#### Supplied information
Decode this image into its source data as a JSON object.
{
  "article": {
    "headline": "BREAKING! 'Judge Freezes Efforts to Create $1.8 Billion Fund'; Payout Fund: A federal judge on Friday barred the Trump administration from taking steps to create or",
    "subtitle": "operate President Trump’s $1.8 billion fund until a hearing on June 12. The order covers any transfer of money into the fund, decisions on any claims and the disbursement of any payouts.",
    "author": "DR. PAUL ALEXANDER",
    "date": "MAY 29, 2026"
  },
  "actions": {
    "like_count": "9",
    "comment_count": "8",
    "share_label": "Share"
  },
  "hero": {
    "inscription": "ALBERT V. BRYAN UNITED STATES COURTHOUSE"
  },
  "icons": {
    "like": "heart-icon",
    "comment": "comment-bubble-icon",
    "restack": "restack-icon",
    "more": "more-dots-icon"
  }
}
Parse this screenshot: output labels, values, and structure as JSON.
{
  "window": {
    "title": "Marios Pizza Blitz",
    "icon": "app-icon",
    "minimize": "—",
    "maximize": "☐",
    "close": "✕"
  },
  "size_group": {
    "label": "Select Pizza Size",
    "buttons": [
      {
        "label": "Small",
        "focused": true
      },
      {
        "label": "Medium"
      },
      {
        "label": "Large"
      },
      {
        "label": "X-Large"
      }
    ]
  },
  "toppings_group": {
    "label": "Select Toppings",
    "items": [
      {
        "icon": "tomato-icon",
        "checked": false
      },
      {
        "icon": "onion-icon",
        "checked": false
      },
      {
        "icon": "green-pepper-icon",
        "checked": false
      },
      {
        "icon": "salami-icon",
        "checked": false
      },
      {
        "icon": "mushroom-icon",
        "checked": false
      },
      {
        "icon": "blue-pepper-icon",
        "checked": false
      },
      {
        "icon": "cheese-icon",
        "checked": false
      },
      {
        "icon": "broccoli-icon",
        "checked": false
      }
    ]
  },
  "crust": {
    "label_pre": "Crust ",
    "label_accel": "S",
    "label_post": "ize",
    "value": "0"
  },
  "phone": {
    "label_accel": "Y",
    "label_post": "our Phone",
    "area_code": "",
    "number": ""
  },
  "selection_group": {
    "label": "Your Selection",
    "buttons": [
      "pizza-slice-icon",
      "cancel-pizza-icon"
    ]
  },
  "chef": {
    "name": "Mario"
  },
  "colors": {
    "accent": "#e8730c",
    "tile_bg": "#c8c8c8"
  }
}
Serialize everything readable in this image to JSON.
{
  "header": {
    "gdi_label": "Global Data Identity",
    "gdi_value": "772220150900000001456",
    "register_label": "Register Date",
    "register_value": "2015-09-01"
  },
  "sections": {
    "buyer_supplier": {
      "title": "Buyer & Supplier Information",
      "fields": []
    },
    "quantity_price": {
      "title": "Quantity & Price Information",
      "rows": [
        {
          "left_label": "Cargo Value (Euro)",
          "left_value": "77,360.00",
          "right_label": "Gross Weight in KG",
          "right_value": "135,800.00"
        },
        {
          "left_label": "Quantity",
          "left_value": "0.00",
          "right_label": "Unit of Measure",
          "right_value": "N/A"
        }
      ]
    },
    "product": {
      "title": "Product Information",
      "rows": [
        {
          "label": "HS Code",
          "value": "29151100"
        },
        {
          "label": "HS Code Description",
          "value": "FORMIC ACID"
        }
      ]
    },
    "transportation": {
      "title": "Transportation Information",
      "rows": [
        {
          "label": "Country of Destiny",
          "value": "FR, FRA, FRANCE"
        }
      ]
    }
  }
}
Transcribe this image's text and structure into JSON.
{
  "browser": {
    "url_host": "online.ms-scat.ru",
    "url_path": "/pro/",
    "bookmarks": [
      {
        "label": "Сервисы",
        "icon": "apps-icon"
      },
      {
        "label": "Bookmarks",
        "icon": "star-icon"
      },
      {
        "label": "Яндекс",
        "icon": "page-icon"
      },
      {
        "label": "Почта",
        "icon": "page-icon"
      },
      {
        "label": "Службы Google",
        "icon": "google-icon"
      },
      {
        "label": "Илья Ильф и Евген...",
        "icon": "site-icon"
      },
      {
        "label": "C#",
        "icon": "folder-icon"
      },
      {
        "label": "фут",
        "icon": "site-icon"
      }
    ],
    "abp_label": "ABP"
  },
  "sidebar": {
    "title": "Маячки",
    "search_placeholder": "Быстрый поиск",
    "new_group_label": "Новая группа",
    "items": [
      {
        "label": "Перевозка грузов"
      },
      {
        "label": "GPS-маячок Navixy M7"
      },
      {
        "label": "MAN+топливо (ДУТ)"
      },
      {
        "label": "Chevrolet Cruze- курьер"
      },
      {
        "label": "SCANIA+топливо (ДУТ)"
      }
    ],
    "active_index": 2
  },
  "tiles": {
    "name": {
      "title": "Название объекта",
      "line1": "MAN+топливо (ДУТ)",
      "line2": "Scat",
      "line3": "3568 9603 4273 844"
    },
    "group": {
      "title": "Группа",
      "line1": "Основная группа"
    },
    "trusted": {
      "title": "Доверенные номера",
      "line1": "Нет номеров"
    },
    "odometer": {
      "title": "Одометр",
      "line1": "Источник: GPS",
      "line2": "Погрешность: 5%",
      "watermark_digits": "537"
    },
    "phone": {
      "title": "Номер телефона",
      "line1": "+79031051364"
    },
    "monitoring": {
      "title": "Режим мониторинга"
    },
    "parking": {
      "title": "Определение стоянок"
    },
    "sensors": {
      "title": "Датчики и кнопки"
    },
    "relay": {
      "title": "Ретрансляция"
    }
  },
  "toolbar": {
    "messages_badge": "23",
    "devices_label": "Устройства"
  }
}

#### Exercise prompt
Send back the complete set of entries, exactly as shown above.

#### Solution to this problem
Decode this image into its source data as a JSON object.
{
  "article": {
    "headline": "BREAKING! 'Judge Freezes Efforts to Create $1.8 Billion Fund'; Payout Fund: A federal judge on Friday barred the Trump administration from taking steps to create or",
    "subtitle": "operate President Trump’s $1.8 billion fund until a hearing on June 12. The order covers any transfer of money into the fund, decisions on any claims and the disbursement of any payouts.",
    "author": "DR. PAUL ALEXANDER",
    "date": "MAY 29, 2026"
  },
  "actions": {
    "like_count": "9",
    "comment_count": "8",
    "share_label": "Share"
  },
  "hero": {
    "inscription": "ALBERT V. BRYAN UNITED STATES COURTHOUSE"
  },
  "icons": {
    "like": "heart-icon",
    "comment": "comment-bubble-icon",
    "restack": "restack-icon",
    "more": "more-dots-icon"
  }
}
Parse this screenshot: output labels, values, and structure as JSON.
{
  "window": {
    "title": "Marios Pizza Blitz",
    "icon": "app-icon",
    "minimize": "—",
    "maximize": "☐",
    "close": "✕"
  },
  "size_group": {
    "label": "Select Pizza Size",
    "buttons": [
      {
        "label": "Small",
        "focused": true
      },
      {
        "label": "Medium"
      },
      {
        "label": "Large"
      },
      {
        "label": "X-Large"
      }
    ]
  },
  "toppings_group": {
    "label": "Select Toppings",
    "items": [
      {
        "icon": "tomato-icon",
        "checked": false
      },
      {
        "icon": "onion-icon",
        "checked": false
      },
      {
        "icon": "green-pepper-icon",
        "checked": false
      },
      {
        "icon": "salami-icon",
        "checked": false
      },
      {
        "icon": "mushroom-icon",
        "checked": false
      },
      {
        "icon": "blue-pepper-icon",
        "checked": false
      },
      {
        "icon": "cheese-icon",
        "checked": false
      },
      {
        "icon": "broccoli-icon",
        "checked": false
      }
    ]
  },
  "crust": {
    "label_pre": "Crust ",
    "label_accel": "S",
    "label_post": "ize",
    "value": "0"
  },
  "phone": {
    "label_accel": "Y",
    "label_post": "our Phone",
    "area_code": "",
    "number": ""
  },
  "selection_group": {
    "label": "Your Selection",
    "buttons": [
      "pizza-slice-icon",
      "cancel-pizza-icon"
    ]
  },
  "chef": {
    "name": "Mario"
  },
  "colors": {
    "accent": "#e8730c",
    "tile_bg": "#c8c8c8"
  }
}
Serialize everything readable in this image to JSON.
{
  "header": {
    "gdi_label": "Global Data Identity",
    "gdi_value": "772220150900000001456",
    "register_label": "Register Date",
    "register_value": "2015-09-01"
  },
  "sections": {
    "buyer_supplier": {
      "title": "Buyer & Supplier Information",
      "fields": []
    },
    "quantity_price": {
      "title": "Quantity & Price Information",
      "rows": [
        {
          "left_label": "Cargo Value (Euro)",
          "left_value": "77,360.00",
          "right_label": "Gross Weight in KG",
          "right_value": "135,800.00"
        },
        {
          "left_label": "Quantity",
          "left_value": "0.00",
          "right_label": "Unit of Measure",
          "right_value": "N/A"
        }
      ]
    },
    "product": {
      "title": "Product Information",
      "rows": [
        {
          "label": "HS Code",
          "value": "29151100"
        },
        {
          "label": "HS Code Description",
          "value": "FORMIC ACID"
        }
      ]
    },
    "transportation": {
      "title": "Transportation Information",
      "rows": [
        {
          "label": "Country of Destiny",
          "value": "FR, FRA, FRANCE"
        }
      ]
    }
  }
}
Transcribe this image's text and structure into JSON.
{
  "browser": {
    "url_host": "online.ms-scat.ru",
    "url_path": "/pro/",
    "bookmarks": [
      {
        "label": "Сервисы",
        "icon": "apps-icon"
      },
      {
        "label": "Bookmarks",
        "icon": "star-icon"
      },
      {
        "label": "Яндекс",
        "icon": "page-icon"
      },
      {
        "label": "Почта",
        "icon": "page-icon"
      },
      {
        "label": "Службы Google",
        "icon": "google-icon"
      },
      {
        "label": "Илья Ильф и Евген...",
        "icon": "site-icon"
      },
      {
        "label": "C#",
        "icon": "folder-icon"
      },
      {
        "label": "фут",
        "icon": "site-icon"
      }
    ],
    "abp_label": "ABP"
  },
  "sidebar": {
    "title": "Маячки",
    "search_placeholder": "Быстрый поиск",
    "new_group_label": "Новая группа",
    "items": [
      {
        "label": "Перевозка грузов"
      },
      {
        "label": "GPS-маячок Navixy M7"
      },
      {
        "label": "MAN+топливо (ДУТ)"
      },
      {
        "label": "Chevrolet Cruze- курьер"
      },
      {
        "label": "SCANIA+топливо (ДУТ)"
      }
    ],
    "active_index": 2
  },
  "tiles": {
    "name": {
      "title": "Название объекта",
      "line1": "MAN+топливо (ДУТ)",
      "line2": "Scat",
      "line3": "3568 9603 4273 844"
    },
    "group": {
      "title": "Группа",
      "line1": "Основная группа"
    },
    "trusted": {
      "title": "Доверенные номера",
      "line1": "Нет номеров"
    },
    "odometer": {
      "title": "Одометр",
      "line1": "Источник: GPS",
      "line2": "Погрешность: 5%",
      "watermark_digits": "537"
    },
    "phone": {
      "title": "Номер телефона",
      "line1": "+79031051364"
    },
    "monitoring": {
      "title": "Режим мониторинга"
    },
    "parking": {
      "title": "Определение стоянок"
    },
    "sensors": {
      "title": "Датчики и кнопки"
    },
    "relay": {
      "title": "Ретрансляция"
    }
  },
  "toolbar": {
    "messages_badge": "23",
    "devices_label": "Устройства"
  }
}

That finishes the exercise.